Exercise description: Every line in the data below that holds "allsame" should be found and copied.

Entries provided:
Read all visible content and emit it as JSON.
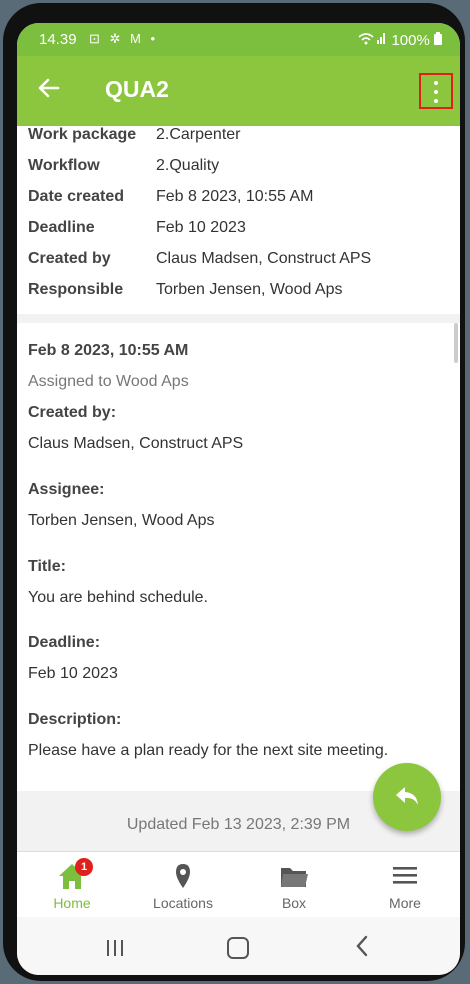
{
  "status": {
    "time": "14.39",
    "icons_left": "⊡ ✲ M •",
    "battery": "100%"
  },
  "header": {
    "title": "QUA2"
  },
  "details": [
    {
      "label": "Work package",
      "value": "2.Carpenter"
    },
    {
      "label": "Workflow",
      "value": "2.Quality"
    },
    {
      "label": "Date created",
      "value": "Feb 8 2023, 10:55 AM"
    },
    {
      "label": "Deadline",
      "value": "Feb 10 2023"
    },
    {
      "label": "Created by",
      "value": "Claus Madsen, Construct APS"
    },
    {
      "label": "Responsible",
      "value": "Torben Jensen, Wood Aps"
    }
  ],
  "event": {
    "date": "Feb 8 2023, 10:55 AM",
    "assigned": "Assigned to Wood Aps",
    "created_by_label": "Created by:",
    "created_by": "Claus Madsen, Construct APS",
    "assignee_label": "Assignee:",
    "assignee": "Torben Jensen, Wood Aps",
    "title_label": "Title:",
    "title": "You are behind schedule.",
    "deadline_label": "Deadline:",
    "deadline": "Feb 10 2023",
    "description_label": "Description:",
    "description": "Please have a plan ready for the next site meeting."
  },
  "updated": "Updated Feb 13 2023, 2:39 PM",
  "nav": [
    {
      "label": "Home",
      "icon": "home-icon",
      "badge": "1"
    },
    {
      "label": "Locations",
      "icon": "location-pin-icon"
    },
    {
      "label": "Box",
      "icon": "folder-icon"
    },
    {
      "label": "More",
      "icon": "hamburger-icon"
    }
  ],
  "colors": {
    "accent": "#8cc63f",
    "badge": "#e0211b"
  }
}
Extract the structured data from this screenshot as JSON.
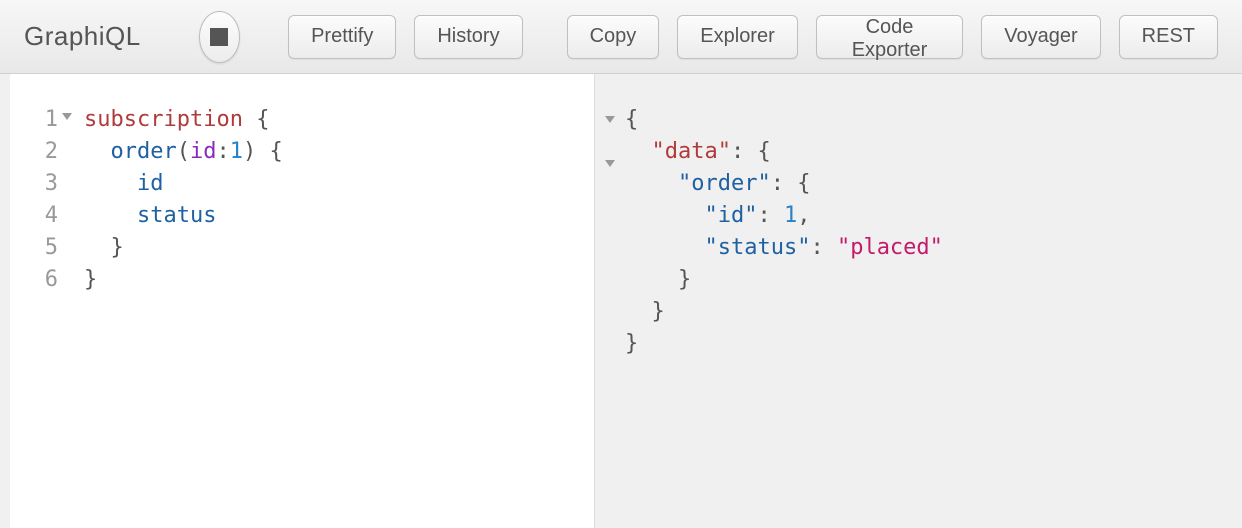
{
  "app": {
    "title": "GraphiQL"
  },
  "toolbar": {
    "prettify": "Prettify",
    "history": "History",
    "copy": "Copy",
    "explorer": "Explorer",
    "code_exporter": "Code Exporter",
    "voyager": "Voyager",
    "rest": "REST"
  },
  "query": {
    "gutter": [
      "1",
      "2",
      "3",
      "4",
      "5",
      "6"
    ],
    "lines": [
      {
        "t": [
          {
            "c": "kw",
            "v": "subscription"
          },
          {
            "c": "pun",
            "v": " {"
          }
        ]
      },
      {
        "t": [
          {
            "c": "pun",
            "v": "  "
          },
          {
            "c": "fld",
            "v": "order"
          },
          {
            "c": "pun",
            "v": "("
          },
          {
            "c": "arg",
            "v": "id"
          },
          {
            "c": "pun",
            "v": ":"
          },
          {
            "c": "num",
            "v": "1"
          },
          {
            "c": "pun",
            "v": ") {"
          }
        ]
      },
      {
        "t": [
          {
            "c": "pun",
            "v": "    "
          },
          {
            "c": "fld",
            "v": "id"
          }
        ]
      },
      {
        "t": [
          {
            "c": "pun",
            "v": "    "
          },
          {
            "c": "fld",
            "v": "status"
          }
        ]
      },
      {
        "t": [
          {
            "c": "pun",
            "v": "  }"
          }
        ]
      },
      {
        "t": [
          {
            "c": "pun",
            "v": "}"
          }
        ]
      }
    ]
  },
  "result": {
    "lines": [
      {
        "t": [
          {
            "c": "rpun",
            "v": "{"
          }
        ]
      },
      {
        "t": [
          {
            "c": "rpun",
            "v": "  "
          },
          {
            "c": "dkey",
            "v": "\"data\""
          },
          {
            "c": "rpun",
            "v": ": {"
          }
        ]
      },
      {
        "t": [
          {
            "c": "rpun",
            "v": "    "
          },
          {
            "c": "key",
            "v": "\"order\""
          },
          {
            "c": "rpun",
            "v": ": {"
          }
        ]
      },
      {
        "t": [
          {
            "c": "rpun",
            "v": "      "
          },
          {
            "c": "key",
            "v": "\"id\""
          },
          {
            "c": "rpun",
            "v": ": "
          },
          {
            "c": "rnum",
            "v": "1"
          },
          {
            "c": "rpun",
            "v": ","
          }
        ]
      },
      {
        "t": [
          {
            "c": "rpun",
            "v": "      "
          },
          {
            "c": "key",
            "v": "\"status\""
          },
          {
            "c": "rpun",
            "v": ": "
          },
          {
            "c": "rstr",
            "v": "\"placed\""
          }
        ]
      },
      {
        "t": [
          {
            "c": "rpun",
            "v": "    }"
          }
        ]
      },
      {
        "t": [
          {
            "c": "rpun",
            "v": "  }"
          }
        ]
      },
      {
        "t": [
          {
            "c": "rpun",
            "v": "}"
          }
        ]
      }
    ]
  }
}
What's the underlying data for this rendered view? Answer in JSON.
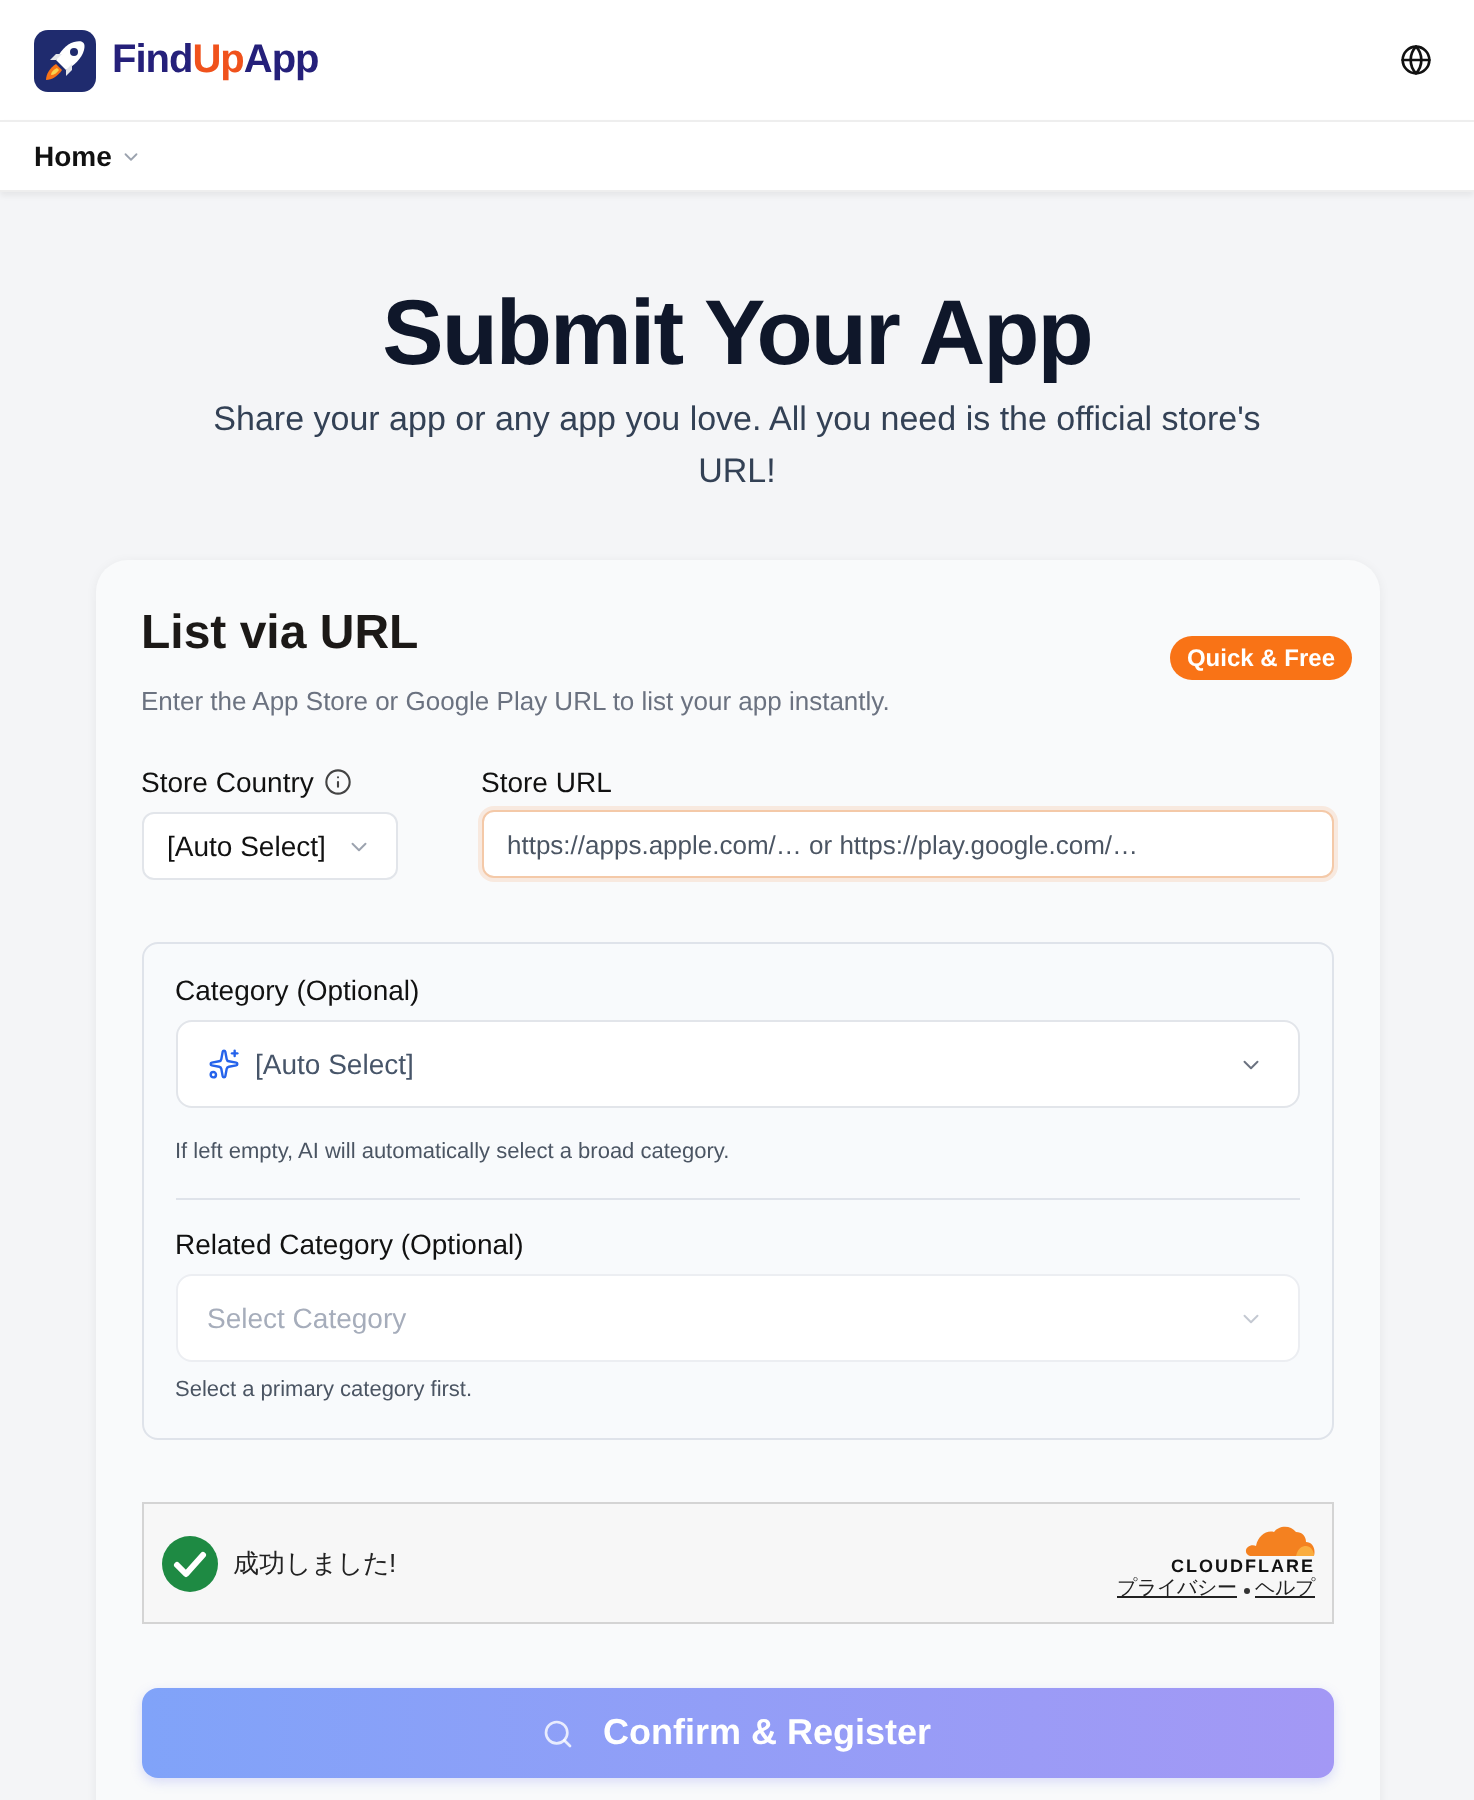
{
  "header": {
    "brand": [
      {
        "text": "Find",
        "color": "#25207a"
      },
      {
        "text": "Up",
        "color": "#f0521c"
      },
      {
        "text": "App",
        "color": "#25207a"
      }
    ]
  },
  "nav": {
    "items": [
      {
        "label": "Home",
        "has_menu": true
      }
    ]
  },
  "hero": {
    "title": "Submit Your App",
    "subtitle": "Share your app or any app you love. All you need is the official store's URL!"
  },
  "card": {
    "title": "List via URL",
    "badge": "Quick & Free",
    "description": "Enter the App Store or Google Play URL to list your app instantly.",
    "store_country": {
      "label": "Store Country",
      "value": "[Auto Select]"
    },
    "store_url": {
      "label": "Store URL",
      "placeholder": "https://apps.apple.com/… or https://play.google.com/…",
      "focused": true
    },
    "category": {
      "label": "Category (Optional)",
      "value": "[Auto Select]",
      "hint": "If left empty, AI will automatically select a broad category."
    },
    "related_category": {
      "label": "Related Category (Optional)",
      "placeholder": "Select Category",
      "disabled": true,
      "hint": "Select a primary category first."
    },
    "captcha": {
      "message": "成功しました!",
      "verified": true,
      "logo": "CLOUDFLARE",
      "links": [
        "プライバシー",
        "ヘルプ"
      ]
    },
    "submit": {
      "label": "Confirm & Register",
      "disabled": true
    }
  }
}
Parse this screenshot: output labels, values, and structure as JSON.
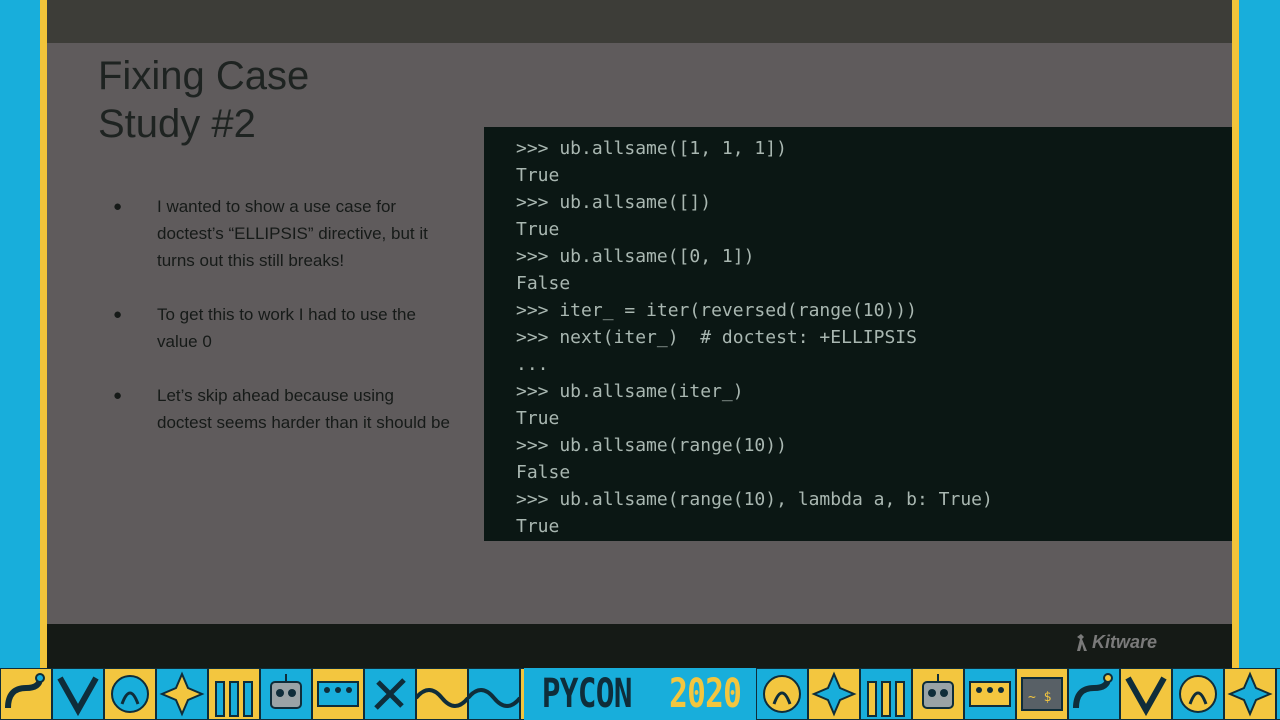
{
  "slide": {
    "title_line1": "Fixing Case",
    "title_line2": "Study #2",
    "bullets": [
      "I wanted to show a use case for doctest’s “ELLIPSIS” directive, but it turns out this still breaks!",
      "To get this to work I had to use the value 0",
      "Let’s skip ahead because using doctest seems harder than it should be"
    ],
    "bullet_glyph": "●"
  },
  "code": {
    "lines": [
      ">>> ub.allsame([1, 1, 1])",
      "True",
      ">>> ub.allsame([])",
      "True",
      ">>> ub.allsame([0, 1])",
      "False",
      ">>> iter_ = iter(reversed(range(10)))",
      ">>> next(iter_)  # doctest: +ELLIPSIS",
      "...",
      ">>> ub.allsame(iter_)",
      "True",
      ">>> ub.allsame(range(10))",
      "False",
      ">>> ub.allsame(range(10), lambda a, b: True)",
      "True"
    ],
    "background": "#0b1714"
  },
  "footer": {
    "logo_text": "Kitware"
  },
  "banner": {
    "word": "PYCON",
    "year": "2020",
    "colors": {
      "gold": "#f3c63f",
      "blue": "#18aedb",
      "navy": "#0f2d3a"
    },
    "tile_icons": [
      "snake-icon",
      "chevron-icon",
      "laurel-icon",
      "star-icon",
      "pillars-icon",
      "robot-icon",
      "keyboard-icon",
      "tools-icon",
      "wave-icon",
      "wave-icon",
      "chevron-icon",
      "laurel-icon",
      "star-icon",
      "pillars-icon",
      "robot-icon",
      "keyboard-icon",
      "terminal-icon",
      "snake-icon",
      "chevron-icon",
      "laurel-icon",
      "star-icon",
      "pillars-icon",
      "robot-icon"
    ],
    "terminal_prompt": "~ $"
  }
}
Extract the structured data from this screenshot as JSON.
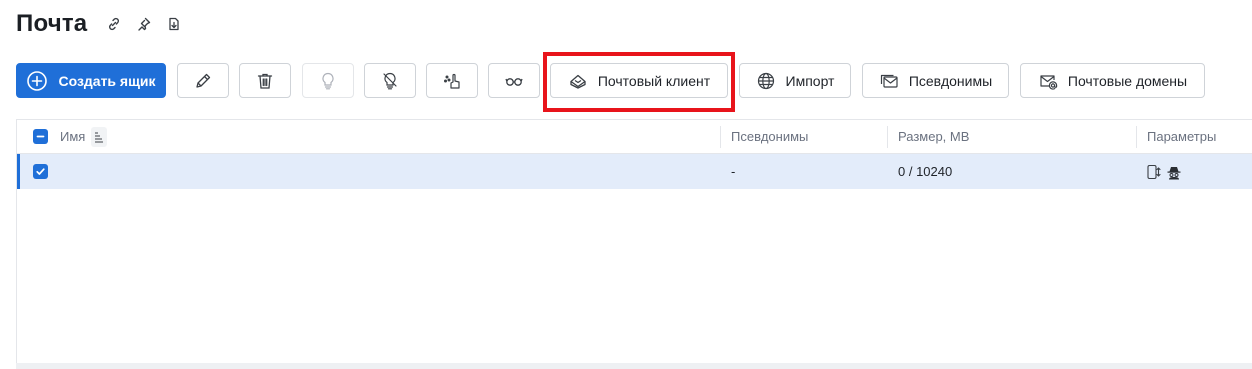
{
  "header": {
    "title": "Почта",
    "icons": [
      "link-icon",
      "pin-icon",
      "export-icon"
    ]
  },
  "toolbar": {
    "create_label": "Создать ящик",
    "icon_buttons": [
      "edit-icon",
      "trash-icon",
      "lightbulb-icon",
      "lightbulb-off-icon",
      "hand-pointer-icon",
      "glasses-icon"
    ],
    "mail_client_label": "Почтовый клиент",
    "import_label": "Импорт",
    "aliases_label": "Псевдонимы",
    "mail_domains_label": "Почтовые домены"
  },
  "table": {
    "columns": [
      "Имя",
      "Псевдонимы",
      "Размер, MB",
      "Параметры"
    ],
    "rows": [
      {
        "selected": true,
        "name": "",
        "aliases": "-",
        "size": "0 / 10240",
        "params_icons": [
          "mobile-sync-icon",
          "spy-icon"
        ]
      }
    ]
  },
  "colors": {
    "accent": "#1f6fd8",
    "selected_row": "#e3ecfa",
    "highlight": "#e8141b"
  }
}
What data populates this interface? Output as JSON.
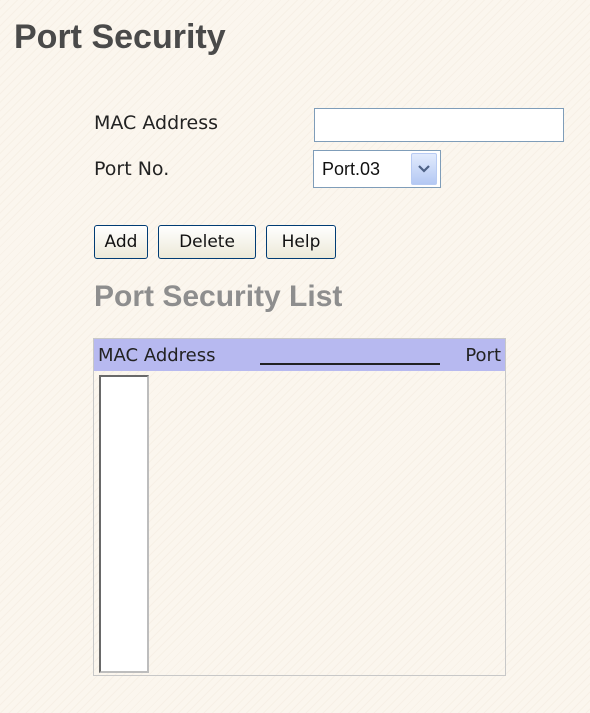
{
  "page": {
    "title": "Port Security"
  },
  "form": {
    "mac_label": "MAC Address",
    "mac_value": "",
    "port_label": "Port No.",
    "port_selected": "Port.03"
  },
  "buttons": {
    "add": "Add",
    "delete": "Delete",
    "help": "Help"
  },
  "list": {
    "title": "Port Security List",
    "header_mac": "MAC Address",
    "header_port": "Port",
    "items": []
  },
  "colors": {
    "header_bg": "#b7b9f0",
    "title": "#4a4a4a",
    "subtitle": "#8e8e8e"
  }
}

Finished task:
      ">>> ub.allsame([1, 1, 1])",
      ">>> ub.allsame([])",
      ">>> ub.allsame([0, 1])",
      ">>> ub.allsame(iter_)",
      ">>> ub.allsame(range(10))",
      ">>> ub.allsame(range(10), lambda a, b: True)",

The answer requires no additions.